(Excerpts from a dataset)
──────

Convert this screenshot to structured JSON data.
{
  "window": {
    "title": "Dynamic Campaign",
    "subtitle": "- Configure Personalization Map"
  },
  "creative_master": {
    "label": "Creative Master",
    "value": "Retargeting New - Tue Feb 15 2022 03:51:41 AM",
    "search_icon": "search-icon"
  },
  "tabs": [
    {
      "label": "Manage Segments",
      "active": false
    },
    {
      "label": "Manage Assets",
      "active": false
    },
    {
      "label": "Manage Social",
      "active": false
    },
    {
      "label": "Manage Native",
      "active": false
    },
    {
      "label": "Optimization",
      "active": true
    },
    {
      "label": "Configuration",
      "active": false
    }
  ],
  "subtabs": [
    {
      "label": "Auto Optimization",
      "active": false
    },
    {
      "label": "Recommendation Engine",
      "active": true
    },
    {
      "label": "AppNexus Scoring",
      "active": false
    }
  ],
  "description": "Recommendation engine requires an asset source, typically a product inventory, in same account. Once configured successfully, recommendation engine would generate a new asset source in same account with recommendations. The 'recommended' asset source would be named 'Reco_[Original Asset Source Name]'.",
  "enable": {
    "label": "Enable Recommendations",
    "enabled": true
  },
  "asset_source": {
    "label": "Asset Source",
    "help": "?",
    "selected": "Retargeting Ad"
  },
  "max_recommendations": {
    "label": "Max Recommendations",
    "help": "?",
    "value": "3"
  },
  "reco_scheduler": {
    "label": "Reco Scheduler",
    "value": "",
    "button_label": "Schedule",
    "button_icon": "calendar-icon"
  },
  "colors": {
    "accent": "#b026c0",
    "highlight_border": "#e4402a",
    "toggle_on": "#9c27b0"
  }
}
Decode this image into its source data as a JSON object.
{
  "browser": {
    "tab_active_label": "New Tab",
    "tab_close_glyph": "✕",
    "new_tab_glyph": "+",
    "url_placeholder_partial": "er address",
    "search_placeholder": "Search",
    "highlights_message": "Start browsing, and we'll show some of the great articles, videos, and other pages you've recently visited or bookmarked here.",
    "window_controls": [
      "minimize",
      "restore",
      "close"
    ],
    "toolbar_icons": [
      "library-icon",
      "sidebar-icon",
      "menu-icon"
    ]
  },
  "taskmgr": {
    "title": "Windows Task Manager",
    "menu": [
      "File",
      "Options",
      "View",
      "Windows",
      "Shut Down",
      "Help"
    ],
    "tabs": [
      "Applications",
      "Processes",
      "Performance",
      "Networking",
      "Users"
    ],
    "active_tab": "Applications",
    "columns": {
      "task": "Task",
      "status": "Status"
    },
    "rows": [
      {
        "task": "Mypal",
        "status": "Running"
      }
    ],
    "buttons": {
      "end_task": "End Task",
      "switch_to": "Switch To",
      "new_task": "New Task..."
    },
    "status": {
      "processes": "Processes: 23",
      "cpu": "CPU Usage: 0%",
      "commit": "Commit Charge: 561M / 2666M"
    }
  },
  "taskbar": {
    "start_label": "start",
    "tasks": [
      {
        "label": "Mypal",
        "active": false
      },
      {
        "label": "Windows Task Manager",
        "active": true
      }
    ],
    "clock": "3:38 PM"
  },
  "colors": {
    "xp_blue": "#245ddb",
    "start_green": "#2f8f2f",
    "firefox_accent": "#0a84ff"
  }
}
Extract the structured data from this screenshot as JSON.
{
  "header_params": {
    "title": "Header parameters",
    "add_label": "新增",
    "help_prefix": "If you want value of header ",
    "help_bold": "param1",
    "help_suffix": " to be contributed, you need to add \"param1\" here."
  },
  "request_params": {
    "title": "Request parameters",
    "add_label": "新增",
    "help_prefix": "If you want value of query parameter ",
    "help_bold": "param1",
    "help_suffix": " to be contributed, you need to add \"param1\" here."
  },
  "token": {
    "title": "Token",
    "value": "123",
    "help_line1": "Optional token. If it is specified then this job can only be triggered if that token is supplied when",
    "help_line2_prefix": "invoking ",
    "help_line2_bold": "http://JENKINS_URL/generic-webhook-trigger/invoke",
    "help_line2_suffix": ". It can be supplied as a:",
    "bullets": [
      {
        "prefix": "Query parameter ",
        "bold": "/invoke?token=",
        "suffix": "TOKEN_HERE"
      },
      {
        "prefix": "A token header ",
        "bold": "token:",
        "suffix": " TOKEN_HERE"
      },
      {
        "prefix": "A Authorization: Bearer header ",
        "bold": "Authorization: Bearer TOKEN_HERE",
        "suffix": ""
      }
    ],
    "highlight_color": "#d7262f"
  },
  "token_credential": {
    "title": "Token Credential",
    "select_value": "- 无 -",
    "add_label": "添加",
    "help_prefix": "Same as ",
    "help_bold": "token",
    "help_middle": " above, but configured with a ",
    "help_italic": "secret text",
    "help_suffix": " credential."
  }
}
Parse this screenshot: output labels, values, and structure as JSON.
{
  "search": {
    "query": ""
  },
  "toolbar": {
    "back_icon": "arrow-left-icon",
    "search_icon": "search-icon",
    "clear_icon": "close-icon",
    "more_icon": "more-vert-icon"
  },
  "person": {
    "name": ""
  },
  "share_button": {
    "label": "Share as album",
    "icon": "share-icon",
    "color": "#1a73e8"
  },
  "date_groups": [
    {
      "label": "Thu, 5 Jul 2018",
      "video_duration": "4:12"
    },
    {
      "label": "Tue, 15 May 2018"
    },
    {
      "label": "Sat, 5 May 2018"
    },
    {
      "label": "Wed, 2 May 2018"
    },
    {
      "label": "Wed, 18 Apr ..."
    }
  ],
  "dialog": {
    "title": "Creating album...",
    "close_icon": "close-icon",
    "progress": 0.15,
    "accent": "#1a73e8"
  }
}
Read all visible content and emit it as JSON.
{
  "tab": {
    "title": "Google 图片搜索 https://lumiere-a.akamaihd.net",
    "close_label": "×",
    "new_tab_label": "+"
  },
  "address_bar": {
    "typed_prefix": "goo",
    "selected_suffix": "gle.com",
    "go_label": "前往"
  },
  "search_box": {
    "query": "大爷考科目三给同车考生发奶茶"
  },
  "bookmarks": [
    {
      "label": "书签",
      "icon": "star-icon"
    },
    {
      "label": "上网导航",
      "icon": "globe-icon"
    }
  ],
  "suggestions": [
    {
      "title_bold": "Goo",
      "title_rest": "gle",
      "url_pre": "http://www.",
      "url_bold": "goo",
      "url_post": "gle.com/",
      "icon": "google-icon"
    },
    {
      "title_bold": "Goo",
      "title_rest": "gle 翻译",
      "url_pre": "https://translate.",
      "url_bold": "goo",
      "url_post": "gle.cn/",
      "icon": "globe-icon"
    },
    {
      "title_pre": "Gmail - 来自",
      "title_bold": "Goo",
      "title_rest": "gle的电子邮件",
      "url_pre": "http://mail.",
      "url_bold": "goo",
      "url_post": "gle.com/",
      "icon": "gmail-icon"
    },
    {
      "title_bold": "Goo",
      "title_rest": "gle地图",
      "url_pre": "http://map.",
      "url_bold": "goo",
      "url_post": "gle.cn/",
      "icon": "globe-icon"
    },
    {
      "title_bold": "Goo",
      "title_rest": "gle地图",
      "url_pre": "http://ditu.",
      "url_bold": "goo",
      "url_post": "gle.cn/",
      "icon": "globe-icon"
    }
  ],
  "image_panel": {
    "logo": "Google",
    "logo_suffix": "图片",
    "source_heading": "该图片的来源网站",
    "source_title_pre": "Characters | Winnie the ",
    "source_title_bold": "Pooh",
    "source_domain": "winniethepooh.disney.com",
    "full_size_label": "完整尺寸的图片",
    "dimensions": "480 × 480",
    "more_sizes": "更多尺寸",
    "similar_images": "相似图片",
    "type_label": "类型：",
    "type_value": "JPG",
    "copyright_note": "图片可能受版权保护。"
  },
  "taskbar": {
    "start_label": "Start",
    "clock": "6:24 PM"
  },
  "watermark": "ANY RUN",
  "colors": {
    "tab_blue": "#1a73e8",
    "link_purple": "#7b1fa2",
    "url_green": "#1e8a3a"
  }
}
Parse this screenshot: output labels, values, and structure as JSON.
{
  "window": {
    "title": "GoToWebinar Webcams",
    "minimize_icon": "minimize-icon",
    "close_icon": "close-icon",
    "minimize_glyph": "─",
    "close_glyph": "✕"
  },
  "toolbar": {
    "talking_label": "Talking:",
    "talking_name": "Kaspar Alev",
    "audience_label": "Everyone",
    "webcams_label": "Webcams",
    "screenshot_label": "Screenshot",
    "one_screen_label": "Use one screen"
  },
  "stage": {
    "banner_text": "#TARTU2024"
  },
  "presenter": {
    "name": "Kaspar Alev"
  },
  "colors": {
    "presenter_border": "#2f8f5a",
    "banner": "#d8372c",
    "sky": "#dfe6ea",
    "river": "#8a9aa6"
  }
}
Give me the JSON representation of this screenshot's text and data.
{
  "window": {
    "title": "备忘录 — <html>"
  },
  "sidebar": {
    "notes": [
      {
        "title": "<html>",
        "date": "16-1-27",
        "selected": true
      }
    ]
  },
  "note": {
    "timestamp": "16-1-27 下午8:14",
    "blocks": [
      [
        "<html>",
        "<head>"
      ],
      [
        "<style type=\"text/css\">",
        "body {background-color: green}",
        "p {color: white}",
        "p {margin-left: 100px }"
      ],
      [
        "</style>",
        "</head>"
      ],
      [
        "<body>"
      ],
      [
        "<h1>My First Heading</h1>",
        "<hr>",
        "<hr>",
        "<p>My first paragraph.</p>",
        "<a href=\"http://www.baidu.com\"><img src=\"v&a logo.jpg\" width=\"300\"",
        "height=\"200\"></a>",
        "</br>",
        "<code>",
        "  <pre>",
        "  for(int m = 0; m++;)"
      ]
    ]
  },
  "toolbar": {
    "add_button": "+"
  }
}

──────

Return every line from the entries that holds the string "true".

      "active": true
      "active": true
    "enabled": true
        "active": true
        "selected": true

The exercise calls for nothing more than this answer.